The eye is one of the most complex organs in your body. Much of the information you require for everyday living is obtained through your eyes. As with most complex systems, there are many things that can go wrong. Fortunately, most problems can be prevented or corrected provided they are detected early enough.
Short sighted people do not see distance object clearly. It is a common disorder affecting about 15-20% of the population. It usually begins to develop in teenagers and gets worse over the following few years.
Long sighted people have trouble seeing near objects clearly whilst distance objects usually remain clear. People compensate for longsightedness by exerting more focus effort and will often complain of eyestrain, tired eyes and/or headaches.
Astigmatism is a focussing error which causes asymmetric blur. An image will be more blurred in one direction than the other. It is usually caused by the shape of the front surface of the eye.
Presbyopia is a condition where the eye progresively has trouble focussing a a normal reading distance. It is not a disease, but a normal aging process affecting persons around 40-50 years of age. It is related to the loss of elasticity and flexibility of the crystalline lens inside the eye.
Glaucoma is a particularly dangerous eye disease that will cause blindness if left untreated. It is named the "silent thief" of sight because loss of vision occurs slowly, often without symptoms. It is caused by elevated pressure inside the eye resulting in the damage of the optic nerve fibres. Tests for glaucoma are simple and painless. The risk of developing glaucoma increases with age and tends to run in families. Everyone over the age of 40 should be treated regularly.
the clouding of the cystalling lens inside the eye is known as a cataract. Poor vision results because the cloudiness interferes with the light entering the eye. Catarcts are usually as a result of aging and long term exposure to UV. When vision is substantially reduced, surgery is recommended.
MACULAR DEGENERATION (MD)
This condition affects older people and can be seen in up to 30% of the population over 80 years. It results in the loss of central vision caused by the damage or breakdown of a very small part of the retina, known as the macula. Treatment is limited and is only effective when detected very early. Regular examinations are recommended for people over the age of 50 and those who have a family history of MD.
One in three people with diabetes could suffer some form of damage to their vision. It can cause the focussing abilty of the eyes to weaken or fluctuate from day to day and changes can occur at the back of the eye in the retina. Diabetes can affect the eyes in many ways especially if patients have poor diabetic control or have had the disease for some time.
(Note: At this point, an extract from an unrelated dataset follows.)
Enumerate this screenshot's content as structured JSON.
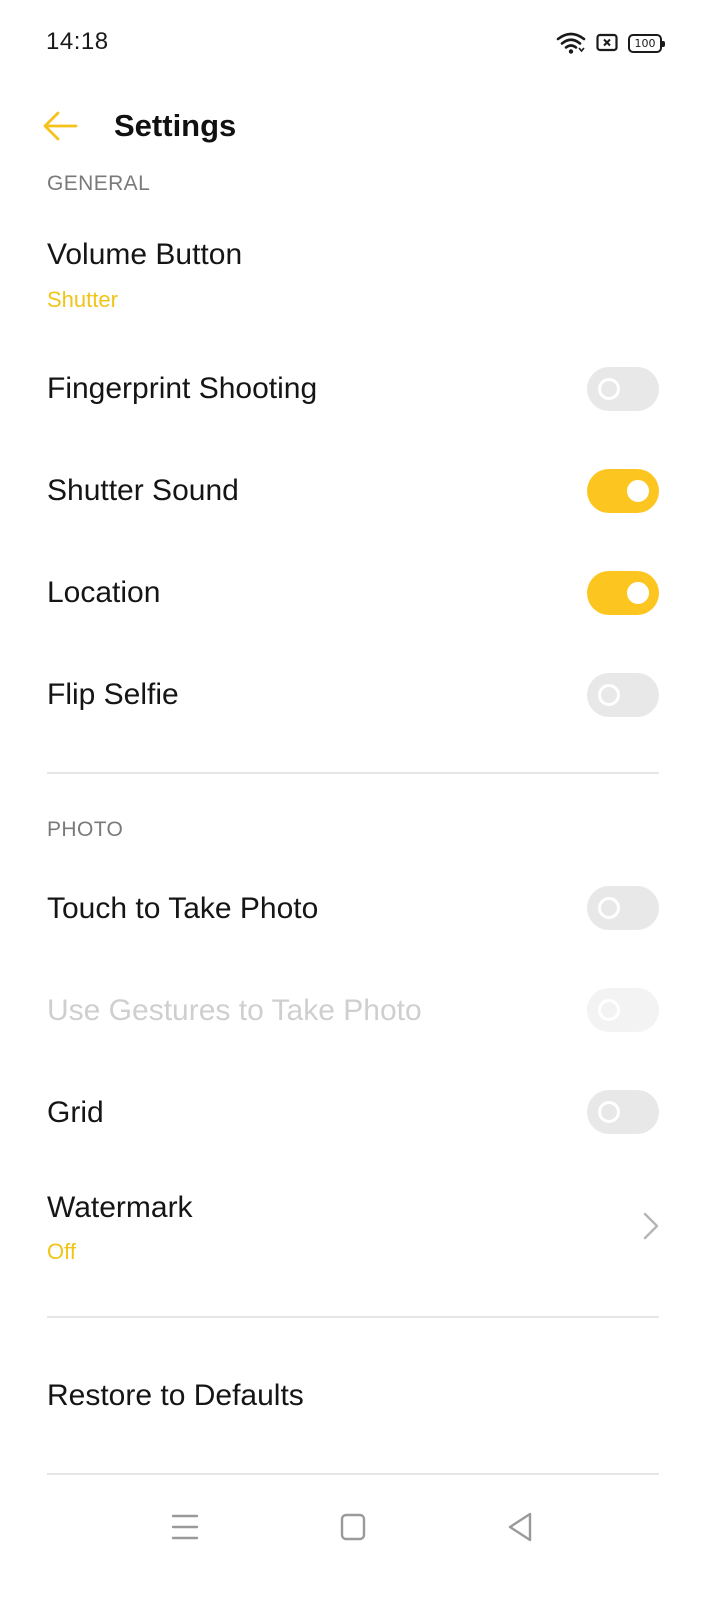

The incidence of glaucoma and cataracts increases in people who have diabetes. Yearly checkups are recommended for all diabetics and feedback is provided to your GP or nurse.